Last month I ran 4 miles a day, 6 days a week. It was greuling some days, but I did a hard thing.
finding joy in hard things
Each aspect of my life has been challenged before, from faith to health to morality to aspiration. After every setback it is easy to see, in retrospect, the difficulty I was faced with. I recognize that my life has been for the most part one full of privilege – I am grateful and undeserving of the life given me. My experience, though, has taught me that it is good to be faced with moderate opposition. Even my closest friends and I hold opposing views.
For example, during a racquet sports class in high school, a friend and I had a heated argument about how cloud computing would rise. I expected that music, gaming, and the operating system would for the most part be offloaded to a server on the internet. My friend thought that the benefits of local computation were too great to give up. Neither of us were entirely wrong. Exposure to an alternative perspective helped me to articulate my thoughts and empathize with the points he was making. We argued vehemently during the class but it didn’t affect our relationship in the long term.
Similarly, I hold a firm belief that we should make an effort to face, and even embrace, opposition when presented with difficulty. Discomfort is a joy; it keeps us young, it energizes the mind. It need not alter my personal opinion of running to run every day of the month, but doing it offers me a level of “discomfort immersion” that is not possible otherwise. By fully committing myself to something I was not sure I would complete, I challenged and developed my own perspective in new ways.
By the way, I did learn to love running and I’m better for it.
running is boring
Our bodies are built for endurance running. We are bipedal maybe for that very purpose – enabling us to chase an animal long enough to wear it down and make it easier to hunt. It seems that our brains may have missed out on that particular evolutionary leap though, because running is still boring.
Monotonous activity like running serves as forced boredom.

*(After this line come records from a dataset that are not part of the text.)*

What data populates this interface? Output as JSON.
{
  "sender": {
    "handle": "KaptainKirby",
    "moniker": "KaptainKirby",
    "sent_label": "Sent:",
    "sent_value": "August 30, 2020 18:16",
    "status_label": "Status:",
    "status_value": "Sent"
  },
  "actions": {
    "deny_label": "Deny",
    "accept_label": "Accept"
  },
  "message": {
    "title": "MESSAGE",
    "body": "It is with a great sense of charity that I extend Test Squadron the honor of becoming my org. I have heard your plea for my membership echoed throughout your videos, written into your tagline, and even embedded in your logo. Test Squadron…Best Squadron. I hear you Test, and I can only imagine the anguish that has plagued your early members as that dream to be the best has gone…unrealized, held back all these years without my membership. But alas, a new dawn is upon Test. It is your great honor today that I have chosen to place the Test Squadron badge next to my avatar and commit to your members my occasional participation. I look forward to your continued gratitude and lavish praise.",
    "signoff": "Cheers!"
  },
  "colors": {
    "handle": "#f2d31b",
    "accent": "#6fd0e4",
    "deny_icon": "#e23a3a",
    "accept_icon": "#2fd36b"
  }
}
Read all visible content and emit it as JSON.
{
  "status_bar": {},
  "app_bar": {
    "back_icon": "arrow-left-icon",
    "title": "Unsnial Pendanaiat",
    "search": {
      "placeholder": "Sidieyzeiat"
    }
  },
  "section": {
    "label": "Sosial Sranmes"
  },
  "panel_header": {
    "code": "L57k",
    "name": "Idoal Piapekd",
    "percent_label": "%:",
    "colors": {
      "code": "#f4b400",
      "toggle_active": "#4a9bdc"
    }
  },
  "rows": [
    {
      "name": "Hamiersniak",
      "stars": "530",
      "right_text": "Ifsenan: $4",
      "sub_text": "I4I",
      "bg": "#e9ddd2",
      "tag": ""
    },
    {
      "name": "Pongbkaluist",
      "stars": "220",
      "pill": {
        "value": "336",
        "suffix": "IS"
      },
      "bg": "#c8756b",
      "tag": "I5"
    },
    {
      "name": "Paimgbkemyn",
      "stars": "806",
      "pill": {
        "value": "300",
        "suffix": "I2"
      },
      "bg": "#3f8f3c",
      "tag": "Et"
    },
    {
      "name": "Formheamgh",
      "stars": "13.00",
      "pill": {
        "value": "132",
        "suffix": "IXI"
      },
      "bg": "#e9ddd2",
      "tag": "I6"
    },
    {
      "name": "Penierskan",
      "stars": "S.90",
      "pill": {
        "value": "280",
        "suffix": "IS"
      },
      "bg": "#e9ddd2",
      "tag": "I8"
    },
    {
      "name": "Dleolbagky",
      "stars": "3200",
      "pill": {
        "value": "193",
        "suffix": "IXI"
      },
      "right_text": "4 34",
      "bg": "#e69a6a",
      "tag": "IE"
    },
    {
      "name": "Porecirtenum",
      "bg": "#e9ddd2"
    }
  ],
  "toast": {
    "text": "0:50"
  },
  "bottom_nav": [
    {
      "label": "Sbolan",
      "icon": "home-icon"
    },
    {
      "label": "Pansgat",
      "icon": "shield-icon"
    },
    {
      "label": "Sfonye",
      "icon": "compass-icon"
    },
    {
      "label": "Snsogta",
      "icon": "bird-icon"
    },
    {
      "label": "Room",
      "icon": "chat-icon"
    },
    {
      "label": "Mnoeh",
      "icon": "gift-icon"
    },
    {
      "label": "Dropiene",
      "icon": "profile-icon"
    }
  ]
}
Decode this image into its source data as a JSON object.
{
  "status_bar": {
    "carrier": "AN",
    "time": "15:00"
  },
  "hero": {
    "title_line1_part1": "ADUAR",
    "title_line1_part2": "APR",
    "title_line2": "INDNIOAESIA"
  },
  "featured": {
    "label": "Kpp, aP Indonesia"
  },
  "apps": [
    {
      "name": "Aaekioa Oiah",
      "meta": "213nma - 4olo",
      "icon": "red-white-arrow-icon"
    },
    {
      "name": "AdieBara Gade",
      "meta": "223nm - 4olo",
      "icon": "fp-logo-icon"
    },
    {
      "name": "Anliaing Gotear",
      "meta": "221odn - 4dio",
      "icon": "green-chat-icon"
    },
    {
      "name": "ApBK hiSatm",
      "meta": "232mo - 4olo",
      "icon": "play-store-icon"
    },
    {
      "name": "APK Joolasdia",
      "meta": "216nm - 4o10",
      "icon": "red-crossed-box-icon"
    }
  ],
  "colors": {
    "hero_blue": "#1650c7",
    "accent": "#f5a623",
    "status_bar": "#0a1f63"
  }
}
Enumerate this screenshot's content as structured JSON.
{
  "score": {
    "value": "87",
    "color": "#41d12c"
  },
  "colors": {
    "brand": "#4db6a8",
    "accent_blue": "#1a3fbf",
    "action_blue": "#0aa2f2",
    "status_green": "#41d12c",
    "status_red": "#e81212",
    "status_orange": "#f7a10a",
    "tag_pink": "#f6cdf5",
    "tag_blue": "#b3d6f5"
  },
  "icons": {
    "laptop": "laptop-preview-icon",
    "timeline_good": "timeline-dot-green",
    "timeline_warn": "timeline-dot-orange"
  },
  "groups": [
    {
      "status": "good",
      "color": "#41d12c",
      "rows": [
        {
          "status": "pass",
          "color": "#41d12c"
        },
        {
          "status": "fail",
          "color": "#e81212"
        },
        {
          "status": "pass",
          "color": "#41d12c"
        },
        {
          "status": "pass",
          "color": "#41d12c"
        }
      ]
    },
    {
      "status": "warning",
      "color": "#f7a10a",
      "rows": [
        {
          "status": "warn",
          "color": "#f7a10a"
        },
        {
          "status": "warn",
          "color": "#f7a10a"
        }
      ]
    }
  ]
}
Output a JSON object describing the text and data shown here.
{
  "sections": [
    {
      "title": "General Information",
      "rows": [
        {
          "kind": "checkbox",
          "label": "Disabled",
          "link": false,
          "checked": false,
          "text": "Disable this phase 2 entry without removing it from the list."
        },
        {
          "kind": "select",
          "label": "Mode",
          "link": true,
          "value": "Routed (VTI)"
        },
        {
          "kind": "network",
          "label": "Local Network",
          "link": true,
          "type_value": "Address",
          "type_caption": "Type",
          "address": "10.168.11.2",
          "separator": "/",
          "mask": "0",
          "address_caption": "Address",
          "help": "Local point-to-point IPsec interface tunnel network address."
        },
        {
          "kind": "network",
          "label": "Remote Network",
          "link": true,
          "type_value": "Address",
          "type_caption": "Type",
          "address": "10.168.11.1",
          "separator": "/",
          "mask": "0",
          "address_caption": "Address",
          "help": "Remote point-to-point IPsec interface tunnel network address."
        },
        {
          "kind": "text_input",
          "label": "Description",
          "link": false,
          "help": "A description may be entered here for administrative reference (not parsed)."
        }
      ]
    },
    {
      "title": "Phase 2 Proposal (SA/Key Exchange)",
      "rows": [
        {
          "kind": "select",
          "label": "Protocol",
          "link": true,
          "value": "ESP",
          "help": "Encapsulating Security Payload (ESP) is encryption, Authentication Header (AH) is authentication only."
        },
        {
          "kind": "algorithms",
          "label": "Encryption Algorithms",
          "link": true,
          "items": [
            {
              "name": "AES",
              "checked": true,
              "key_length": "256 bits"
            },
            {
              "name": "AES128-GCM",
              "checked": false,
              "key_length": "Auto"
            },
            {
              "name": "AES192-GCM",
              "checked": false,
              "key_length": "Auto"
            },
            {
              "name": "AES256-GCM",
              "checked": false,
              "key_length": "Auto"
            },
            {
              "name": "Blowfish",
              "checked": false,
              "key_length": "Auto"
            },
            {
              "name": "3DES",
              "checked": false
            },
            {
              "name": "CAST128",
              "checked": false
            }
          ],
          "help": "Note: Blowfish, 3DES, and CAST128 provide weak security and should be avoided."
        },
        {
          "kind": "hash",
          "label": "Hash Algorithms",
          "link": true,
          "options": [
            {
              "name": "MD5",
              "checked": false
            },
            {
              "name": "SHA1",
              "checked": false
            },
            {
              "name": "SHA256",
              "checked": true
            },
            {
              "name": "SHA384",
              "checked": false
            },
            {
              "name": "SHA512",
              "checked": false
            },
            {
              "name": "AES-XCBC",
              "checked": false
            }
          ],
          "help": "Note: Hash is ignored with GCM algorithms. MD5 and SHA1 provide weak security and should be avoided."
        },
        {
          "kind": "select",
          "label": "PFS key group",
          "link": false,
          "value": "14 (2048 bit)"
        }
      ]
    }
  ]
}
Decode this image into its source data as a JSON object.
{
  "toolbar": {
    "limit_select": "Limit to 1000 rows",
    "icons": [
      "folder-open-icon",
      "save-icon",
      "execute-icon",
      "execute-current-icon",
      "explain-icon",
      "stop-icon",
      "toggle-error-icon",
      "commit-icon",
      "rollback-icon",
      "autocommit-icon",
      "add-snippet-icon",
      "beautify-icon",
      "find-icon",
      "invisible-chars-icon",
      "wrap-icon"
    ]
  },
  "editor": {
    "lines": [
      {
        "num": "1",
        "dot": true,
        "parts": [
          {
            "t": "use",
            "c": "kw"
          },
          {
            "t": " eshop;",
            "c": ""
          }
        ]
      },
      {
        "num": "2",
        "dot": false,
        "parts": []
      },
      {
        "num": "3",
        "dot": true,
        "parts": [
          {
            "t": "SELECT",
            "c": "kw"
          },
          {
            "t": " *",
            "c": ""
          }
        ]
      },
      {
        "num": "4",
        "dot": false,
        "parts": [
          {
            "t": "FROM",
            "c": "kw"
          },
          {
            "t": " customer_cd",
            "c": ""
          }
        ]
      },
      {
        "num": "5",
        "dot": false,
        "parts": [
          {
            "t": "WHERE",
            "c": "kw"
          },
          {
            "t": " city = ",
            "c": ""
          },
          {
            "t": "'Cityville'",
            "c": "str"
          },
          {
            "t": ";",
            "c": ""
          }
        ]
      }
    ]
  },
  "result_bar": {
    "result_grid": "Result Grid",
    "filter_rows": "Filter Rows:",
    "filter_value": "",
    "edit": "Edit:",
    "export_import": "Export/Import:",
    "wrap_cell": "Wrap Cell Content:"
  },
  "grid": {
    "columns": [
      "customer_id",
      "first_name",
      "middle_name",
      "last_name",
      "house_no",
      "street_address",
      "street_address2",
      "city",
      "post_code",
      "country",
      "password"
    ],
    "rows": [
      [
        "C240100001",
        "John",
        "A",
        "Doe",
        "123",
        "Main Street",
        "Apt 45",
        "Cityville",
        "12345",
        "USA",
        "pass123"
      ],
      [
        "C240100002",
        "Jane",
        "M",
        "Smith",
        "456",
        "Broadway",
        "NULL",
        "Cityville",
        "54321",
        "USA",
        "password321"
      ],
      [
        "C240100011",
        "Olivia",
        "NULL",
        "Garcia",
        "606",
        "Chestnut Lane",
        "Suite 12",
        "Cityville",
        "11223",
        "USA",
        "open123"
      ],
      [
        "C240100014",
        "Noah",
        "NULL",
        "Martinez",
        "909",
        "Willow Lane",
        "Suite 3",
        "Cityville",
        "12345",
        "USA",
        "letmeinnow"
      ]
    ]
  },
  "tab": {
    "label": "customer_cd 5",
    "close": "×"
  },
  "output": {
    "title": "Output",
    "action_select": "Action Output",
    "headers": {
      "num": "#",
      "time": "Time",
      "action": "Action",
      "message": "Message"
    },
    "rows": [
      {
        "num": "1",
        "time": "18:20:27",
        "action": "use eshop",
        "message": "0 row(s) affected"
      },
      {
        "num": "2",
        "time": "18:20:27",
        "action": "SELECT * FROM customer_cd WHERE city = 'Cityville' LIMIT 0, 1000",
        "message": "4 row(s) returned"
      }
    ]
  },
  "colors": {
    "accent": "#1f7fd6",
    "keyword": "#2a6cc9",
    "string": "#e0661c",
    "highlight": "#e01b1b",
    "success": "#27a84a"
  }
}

It is a crucial component of what we need to be more creative. Locking out the standard overstimulation we regularly experience is refreshing. It is a breath of much-needed fresh air in a life filled with ever-present distraction. I experienced this in full force in April.
During my daily runs, I was also mulling over complex engineering problems from work, writing music, and planning my future. It seemed that as soon as I got moving my mind was received with clarity and candor. Most of the time I listened to an audiobook while I was out, which helped my mind to wander even more*. Running gave me the freedom to ignore everything else for some time. I could focus on my body, and let my mind do what it would. I would end each day knowing that I gave both mind and body opportunities to explore and expand.
I learned that my body is capable of enduring far longer than I give it credit for. Most days I would feel winded within the first half mile, but find myself energized before the halfway mark. The ache that began as an irritant ended as a mental endurance challenge. On the sixth straight day of running each week the most challenging part of accomplishing my daily run was turning down the other things I love to do. But I found a love for extended exercise.
* Having headphones in while trying to fuel creativity goes against most of the science on the subject, but I have found that it helps me better tune out the noise in my life. Plus, I need to keep up with that 52 book a year goal and read whenever I get the chance.